Task directions. Some lines in the entries contain the word "price". Copy all of them.

■ ■ ■ ■ ■ ■ ■

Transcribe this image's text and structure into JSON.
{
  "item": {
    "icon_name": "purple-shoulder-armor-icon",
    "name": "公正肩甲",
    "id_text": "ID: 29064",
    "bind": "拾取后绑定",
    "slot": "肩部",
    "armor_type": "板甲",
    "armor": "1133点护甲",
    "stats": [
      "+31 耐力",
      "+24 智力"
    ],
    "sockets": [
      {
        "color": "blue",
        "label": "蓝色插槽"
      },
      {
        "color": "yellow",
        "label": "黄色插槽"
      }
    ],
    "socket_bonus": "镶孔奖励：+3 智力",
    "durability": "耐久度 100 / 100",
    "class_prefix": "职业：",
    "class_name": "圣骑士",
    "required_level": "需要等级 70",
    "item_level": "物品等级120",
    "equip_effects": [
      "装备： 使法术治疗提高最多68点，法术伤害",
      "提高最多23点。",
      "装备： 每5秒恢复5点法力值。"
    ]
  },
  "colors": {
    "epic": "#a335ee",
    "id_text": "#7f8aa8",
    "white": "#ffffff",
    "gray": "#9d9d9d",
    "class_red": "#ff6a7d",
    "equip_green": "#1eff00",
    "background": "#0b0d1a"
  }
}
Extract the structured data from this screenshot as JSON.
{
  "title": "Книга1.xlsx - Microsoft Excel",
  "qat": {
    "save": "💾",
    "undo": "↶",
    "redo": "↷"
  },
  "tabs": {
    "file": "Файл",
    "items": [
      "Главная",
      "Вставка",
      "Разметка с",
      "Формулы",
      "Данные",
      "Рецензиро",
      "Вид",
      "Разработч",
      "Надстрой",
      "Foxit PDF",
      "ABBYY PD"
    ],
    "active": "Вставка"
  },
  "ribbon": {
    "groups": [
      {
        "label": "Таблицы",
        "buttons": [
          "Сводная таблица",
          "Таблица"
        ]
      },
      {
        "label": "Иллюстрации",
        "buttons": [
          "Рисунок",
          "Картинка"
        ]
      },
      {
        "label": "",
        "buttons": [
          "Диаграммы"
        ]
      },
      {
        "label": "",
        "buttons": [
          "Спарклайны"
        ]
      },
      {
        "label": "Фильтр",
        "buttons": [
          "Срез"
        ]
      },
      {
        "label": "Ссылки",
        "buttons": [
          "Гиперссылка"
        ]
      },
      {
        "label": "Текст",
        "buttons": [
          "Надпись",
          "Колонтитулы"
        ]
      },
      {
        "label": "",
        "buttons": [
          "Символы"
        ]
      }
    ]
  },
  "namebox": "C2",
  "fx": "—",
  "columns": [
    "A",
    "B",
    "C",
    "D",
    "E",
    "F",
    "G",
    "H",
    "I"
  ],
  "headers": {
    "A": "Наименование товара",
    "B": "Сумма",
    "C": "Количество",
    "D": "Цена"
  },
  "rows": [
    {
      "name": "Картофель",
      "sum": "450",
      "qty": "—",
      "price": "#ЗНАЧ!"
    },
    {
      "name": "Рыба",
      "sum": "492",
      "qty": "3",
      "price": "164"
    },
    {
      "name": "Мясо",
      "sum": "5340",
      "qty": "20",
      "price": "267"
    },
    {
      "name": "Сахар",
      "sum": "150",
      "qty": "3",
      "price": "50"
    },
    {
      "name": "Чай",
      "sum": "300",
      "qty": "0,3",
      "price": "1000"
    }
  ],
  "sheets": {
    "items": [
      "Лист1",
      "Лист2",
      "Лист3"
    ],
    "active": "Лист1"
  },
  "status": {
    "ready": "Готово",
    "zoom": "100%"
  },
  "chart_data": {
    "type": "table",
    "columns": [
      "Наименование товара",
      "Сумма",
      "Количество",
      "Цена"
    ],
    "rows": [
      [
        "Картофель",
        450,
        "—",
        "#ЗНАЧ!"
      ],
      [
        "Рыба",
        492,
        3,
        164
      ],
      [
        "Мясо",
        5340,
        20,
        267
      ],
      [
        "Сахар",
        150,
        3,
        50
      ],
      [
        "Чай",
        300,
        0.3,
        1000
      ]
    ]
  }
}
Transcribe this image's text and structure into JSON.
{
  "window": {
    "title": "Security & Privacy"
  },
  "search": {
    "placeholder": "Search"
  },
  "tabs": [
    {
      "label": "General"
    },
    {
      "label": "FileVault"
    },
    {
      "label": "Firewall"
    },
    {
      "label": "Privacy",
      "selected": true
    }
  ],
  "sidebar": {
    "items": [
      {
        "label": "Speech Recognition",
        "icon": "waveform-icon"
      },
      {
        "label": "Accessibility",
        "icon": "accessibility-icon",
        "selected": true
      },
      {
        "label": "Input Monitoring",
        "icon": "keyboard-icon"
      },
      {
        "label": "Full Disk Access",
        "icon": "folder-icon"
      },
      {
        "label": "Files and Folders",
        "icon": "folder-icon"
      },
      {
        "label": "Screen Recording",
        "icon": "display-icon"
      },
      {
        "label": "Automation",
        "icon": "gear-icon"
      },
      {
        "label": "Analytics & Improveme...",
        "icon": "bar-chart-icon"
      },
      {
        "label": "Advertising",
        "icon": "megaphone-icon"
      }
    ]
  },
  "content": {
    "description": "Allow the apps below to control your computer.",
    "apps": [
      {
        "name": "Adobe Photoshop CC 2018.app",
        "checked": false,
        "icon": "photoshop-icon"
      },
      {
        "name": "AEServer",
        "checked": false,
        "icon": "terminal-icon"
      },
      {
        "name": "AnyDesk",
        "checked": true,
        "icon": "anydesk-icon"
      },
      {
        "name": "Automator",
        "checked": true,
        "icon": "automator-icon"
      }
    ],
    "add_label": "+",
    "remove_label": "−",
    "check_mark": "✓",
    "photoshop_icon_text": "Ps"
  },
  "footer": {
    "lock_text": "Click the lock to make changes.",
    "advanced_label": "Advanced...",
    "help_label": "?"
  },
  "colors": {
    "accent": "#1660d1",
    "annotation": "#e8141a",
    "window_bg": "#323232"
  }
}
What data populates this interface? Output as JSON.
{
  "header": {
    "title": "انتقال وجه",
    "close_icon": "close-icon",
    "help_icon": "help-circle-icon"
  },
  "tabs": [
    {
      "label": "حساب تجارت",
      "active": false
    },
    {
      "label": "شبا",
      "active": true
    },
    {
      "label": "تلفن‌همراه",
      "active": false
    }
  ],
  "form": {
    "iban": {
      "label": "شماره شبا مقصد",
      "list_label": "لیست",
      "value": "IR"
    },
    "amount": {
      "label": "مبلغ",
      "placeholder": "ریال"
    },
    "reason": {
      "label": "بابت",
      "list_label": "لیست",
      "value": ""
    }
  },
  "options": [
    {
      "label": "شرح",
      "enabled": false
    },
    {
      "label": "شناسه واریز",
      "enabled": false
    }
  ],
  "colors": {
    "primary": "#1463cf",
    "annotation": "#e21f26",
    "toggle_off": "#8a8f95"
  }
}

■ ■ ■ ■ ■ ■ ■

Answer for the task.
      "price": "#ЗНАЧ!"
      "price": "164"
      "price": "267"
      "price": "50"
      "price": "1000"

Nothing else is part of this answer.